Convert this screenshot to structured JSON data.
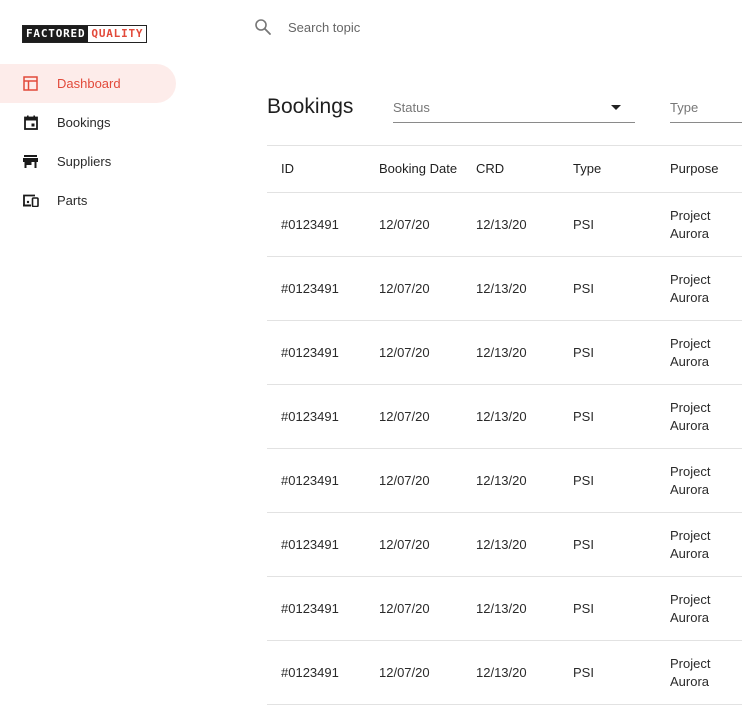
{
  "logo": {
    "part1": "FACTORED",
    "part2": "QUALITY"
  },
  "sidebar": {
    "items": [
      {
        "label": "Dashboard",
        "icon": "dashboard-icon",
        "active": true
      },
      {
        "label": "Bookings",
        "icon": "calendar-icon",
        "active": false
      },
      {
        "label": "Suppliers",
        "icon": "store-icon",
        "active": false
      },
      {
        "label": "Parts",
        "icon": "devices-icon",
        "active": false
      }
    ]
  },
  "search": {
    "placeholder": "Search topic"
  },
  "main": {
    "title": "Bookings",
    "filters": {
      "status_label": "Status",
      "type_label": "Type"
    },
    "table": {
      "columns": [
        "ID",
        "Booking Date",
        "CRD",
        "Type",
        "Purpose"
      ],
      "rows": [
        [
          "#0123491",
          "12/07/20",
          "12/13/20",
          "PSI",
          "Project Aurora"
        ],
        [
          "#0123491",
          "12/07/20",
          "12/13/20",
          "PSI",
          "Project Aurora"
        ],
        [
          "#0123491",
          "12/07/20",
          "12/13/20",
          "PSI",
          "Project Aurora"
        ],
        [
          "#0123491",
          "12/07/20",
          "12/13/20",
          "PSI",
          "Project Aurora"
        ],
        [
          "#0123491",
          "12/07/20",
          "12/13/20",
          "PSI",
          "Project Aurora"
        ],
        [
          "#0123491",
          "12/07/20",
          "12/13/20",
          "PSI",
          "Project Aurora"
        ],
        [
          "#0123491",
          "12/07/20",
          "12/13/20",
          "PSI",
          "Project Aurora"
        ],
        [
          "#0123491",
          "12/07/20",
          "12/13/20",
          "PSI",
          "Project Aurora"
        ]
      ]
    }
  },
  "colors": {
    "accent": "#e24a3b",
    "active_bg": "#fdecea",
    "divider": "#e2e2e2"
  }
}
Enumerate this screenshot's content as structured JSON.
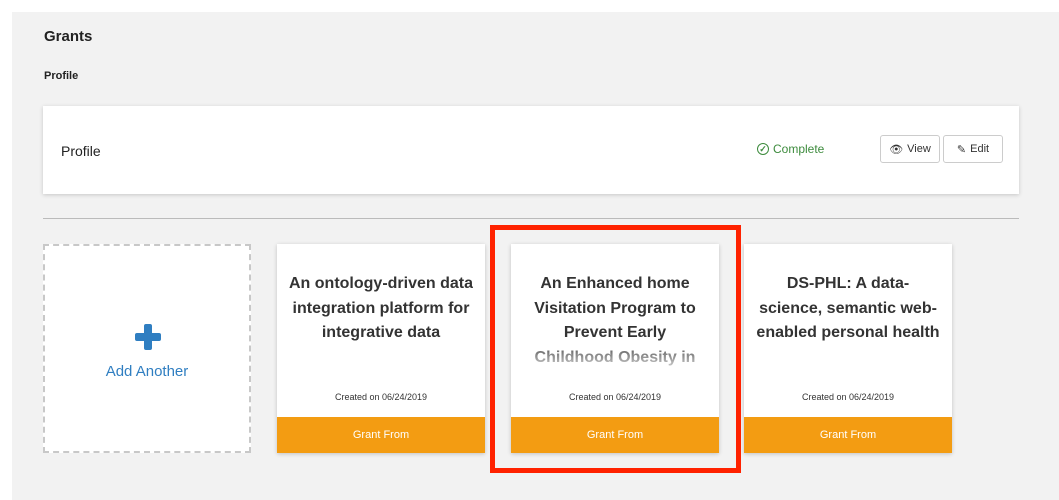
{
  "header": {
    "title": "Grants",
    "subtitle": "Profile"
  },
  "profile": {
    "label": "Profile",
    "status": "Complete",
    "status_color": "#3d8b3d",
    "view_label": "View",
    "edit_label": "Edit"
  },
  "add_card": {
    "label": "Add Another",
    "accent": "#2f7ec1"
  },
  "grants": [
    {
      "title": "An ontology-driven data integration platform for integrative data",
      "created": "Created on 06/24/2019",
      "button": "Grant From"
    },
    {
      "title": "An Enhanced home Visitation Program to Prevent Early Childhood Obesity in",
      "created": "Created on 06/24/2019",
      "button": "Grant From"
    },
    {
      "title": "DS-PHL: A data-science, semantic web-enabled personal health",
      "created": "Created on 06/24/2019",
      "button": "Grant From"
    }
  ],
  "colors": {
    "grant_button": "#f39c12",
    "highlight": "#ff2200"
  }
}
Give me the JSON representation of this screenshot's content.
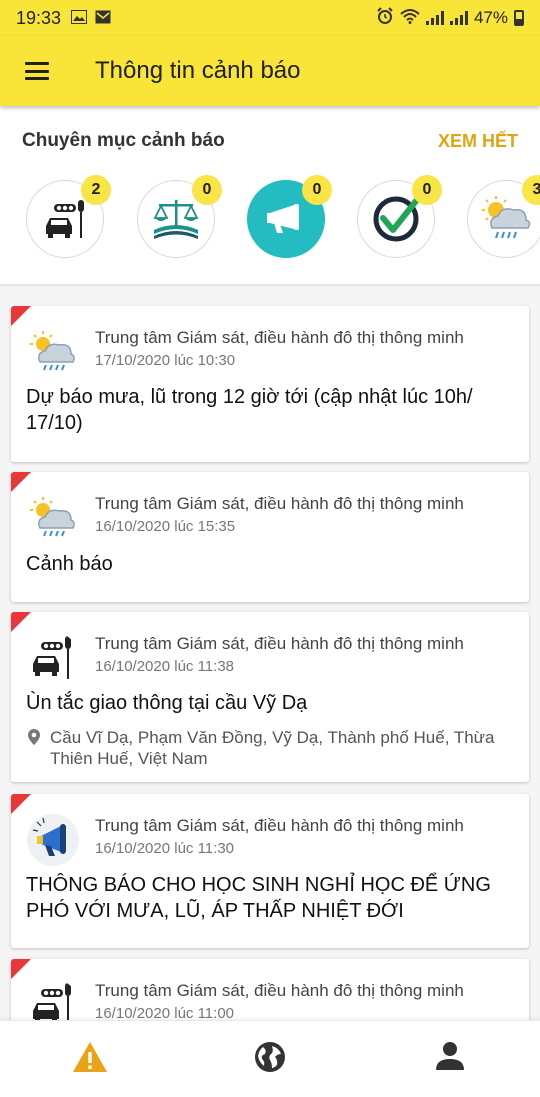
{
  "status_bar": {
    "time": "19:33",
    "battery": "47%"
  },
  "app_bar": {
    "title": "Thông tin cảnh báo",
    "menu_icon": "menu-icon"
  },
  "categories": {
    "heading": "Chuyên mục cảnh báo",
    "see_all": "XEM HẾT",
    "items": [
      {
        "icon": "traffic-icon",
        "count": "2"
      },
      {
        "icon": "law-icon",
        "count": "0"
      },
      {
        "icon": "megaphone-icon",
        "count": "0",
        "active": true
      },
      {
        "icon": "check-icon",
        "count": "0"
      },
      {
        "icon": "weather-icon",
        "count": "3"
      }
    ]
  },
  "alerts": [
    {
      "icon": "weather-icon",
      "source": "Trung tâm Giám sát, điều hành đô thị thông minh",
      "time": "17/10/2020 lúc 10:30",
      "title": "Dự báo mưa, lũ trong 12 giờ tới (cập nhật lúc 10h/ 17/10)"
    },
    {
      "icon": "weather-icon",
      "source": "Trung tâm Giám sát, điều hành đô thị thông minh",
      "time": "16/10/2020 lúc 15:35",
      "title": "Cảnh báo"
    },
    {
      "icon": "traffic-icon",
      "source": "Trung tâm Giám sát, điều hành đô thị thông minh",
      "time": "16/10/2020 lúc 11:38",
      "title": "Ùn tắc giao thông tại cầu Vỹ Dạ",
      "location": "Cầu Vĩ Dạ, Phạm Văn Đồng, Vỹ Dạ, Thành phố Huế, Thừa Thiên Huế, Việt Nam"
    },
    {
      "icon": "megaphone-icon",
      "source": "Trung tâm Giám sát, điều hành đô thị thông minh",
      "time": "16/10/2020 lúc 11:30",
      "title": "THÔNG BÁO CHO HỌC SINH NGHỈ HỌC ĐỂ ỨNG PHÓ VỚI MƯA, LŨ, ÁP THẤP NHIỆT ĐỚI"
    },
    {
      "icon": "traffic-icon",
      "source": "Trung tâm Giám sát, điều hành đô thị thông minh",
      "time": "16/10/2020 lúc 11:00"
    }
  ],
  "bottom_nav": [
    {
      "icon": "warning-icon",
      "active": true,
      "color": "#e8a316"
    },
    {
      "icon": "globe-icon",
      "active": false,
      "color": "#333333"
    },
    {
      "icon": "person-icon",
      "active": false,
      "color": "#333333"
    }
  ]
}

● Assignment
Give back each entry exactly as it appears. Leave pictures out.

● Expected answer
Convert this screenshot to structured JSON data.
{
  "logo": {
    "part1": "FACTORED",
    "part2": "QUALITY"
  },
  "sidebar": {
    "items": [
      {
        "label": "Dashboard",
        "icon": "dashboard-icon",
        "active": true
      },
      {
        "label": "Bookings",
        "icon": "calendar-icon",
        "active": false
      },
      {
        "label": "Suppliers",
        "icon": "store-icon",
        "active": false
      },
      {
        "label": "Parts",
        "icon": "devices-icon",
        "active": false
      }
    ]
  },
  "search": {
    "placeholder": "Search topic"
  },
  "main": {
    "title": "Bookings",
    "filters": {
      "status_label": "Status",
      "type_label": "Type"
    },
    "table": {
      "columns": [
        "ID",
        "Booking Date",
        "CRD",
        "Type",
        "Purpose"
      ],
      "rows": [
        [
          "#0123491",
          "12/07/20",
          "12/13/20",
          "PSI",
          "Project Aurora"
        ],
        [
          "#0123491",
          "12/07/20",
          "12/13/20",
          "PSI",
          "Project Aurora"
        ],
        [
          "#0123491",
          "12/07/20",
          "12/13/20",
          "PSI",
          "Project Aurora"
        ],
        [
          "#0123491",
          "12/07/20",
          "12/13/20",
          "PSI",
          "Project Aurora"
        ],
        [
          "#0123491",
          "12/07/20",
          "12/13/20",
          "PSI",
          "Project Aurora"
        ],
        [
          "#0123491",
          "12/07/20",
          "12/13/20",
          "PSI",
          "Project Aurora"
        ],
        [
          "#0123491",
          "12/07/20",
          "12/13/20",
          "PSI",
          "Project Aurora"
        ],
        [
          "#0123491",
          "12/07/20",
          "12/13/20",
          "PSI",
          "Project Aurora"
        ]
      ]
    }
  },
  "colors": {
    "accent": "#e24a3b",
    "active_bg": "#fdecea",
    "divider": "#e2e2e2"
  }
}
Enumerate this screenshot's content as structured JSON.
{
  "header": {
    "title": "Grants",
    "subtitle": "Profile"
  },
  "profile": {
    "label": "Profile",
    "status": "Complete",
    "status_color": "#3d8b3d",
    "view_label": "View",
    "edit_label": "Edit"
  },
  "add_card": {
    "label": "Add Another",
    "accent": "#2f7ec1"
  },
  "grants": [
    {
      "title": "An ontology-driven data integration platform for integrative data",
      "created": "Created on 06/24/2019",
      "button": "Grant From"
    },
    {
      "title": "An Enhanced home Visitation Program to Prevent Early Childhood Obesity in",
      "created": "Created on 06/24/2019",
      "button": "Grant From"
    },
    {
      "title": "DS-PHL: A data-science, semantic web-enabled personal health",
      "created": "Created on 06/24/2019",
      "button": "Grant From"
    }
  ],
  "colors": {
    "grant_button": "#f39c12",
    "highlight": "#ff2200"
  }
}
Give me the JSON representation of this screenshot's content.
{
  "status_bar": {
    "time": "19:33",
    "battery": "47%"
  },
  "app_bar": {
    "title": "Thông tin cảnh báo",
    "menu_icon": "menu-icon"
  },
  "categories": {
    "heading": "Chuyên mục cảnh báo",
    "see_all": "XEM HẾT",
    "items": [
      {
        "icon": "traffic-icon",
        "count": "2"
      },
      {
        "icon": "law-icon",
        "count": "0"
      },
      {
        "icon": "megaphone-icon",
        "count": "0",
        "active": true
      },
      {
        "icon": "check-icon",
        "count": "0"
      },
      {
        "icon": "weather-icon",
        "count": "3"
      }
    ]
  },
  "alerts": [
    {
      "icon": "weather-icon",
      "source": "Trung tâm Giám sát, điều hành đô thị thông minh",
      "time": "17/10/2020 lúc 10:30",
      "title": "Dự báo mưa, lũ trong 12 giờ tới (cập nhật lúc 10h/ 17/10)"
    },
    {
      "icon": "weather-icon",
      "source": "Trung tâm Giám sát, điều hành đô thị thông minh",
      "time": "16/10/2020 lúc 15:35",
      "title": "Cảnh báo"
    },
    {
      "icon": "traffic-icon",
      "source": "Trung tâm Giám sát, điều hành đô thị thông minh",
      "time": "16/10/2020 lúc 11:38",
      "title": "Ùn tắc giao thông tại cầu Vỹ Dạ",
      "location": "Cầu Vĩ Dạ, Phạm Văn Đồng, Vỹ Dạ, Thành phố Huế, Thừa Thiên Huế, Việt Nam"
    },
    {
      "icon": "megaphone-icon",
      "source": "Trung tâm Giám sát, điều hành đô thị thông minh",
      "time": "16/10/2020 lúc 11:30",
      "title": "THÔNG BÁO CHO HỌC SINH NGHỈ HỌC ĐỂ ỨNG PHÓ VỚI MƯA, LŨ, ÁP THẤP NHIỆT ĐỚI"
    },
    {
      "icon": "traffic-icon",
      "source": "Trung tâm Giám sát, điều hành đô thị thông minh",
      "time": "16/10/2020 lúc 11:00"
    }
  ],
  "bottom_nav": [
    {
      "icon": "warning-icon",
      "active": true,
      "color": "#e8a316"
    },
    {
      "icon": "globe-icon",
      "active": false,
      "color": "#333333"
    },
    {
      "icon": "person-icon",
      "active": false,
      "color": "#333333"
    }
  ]
}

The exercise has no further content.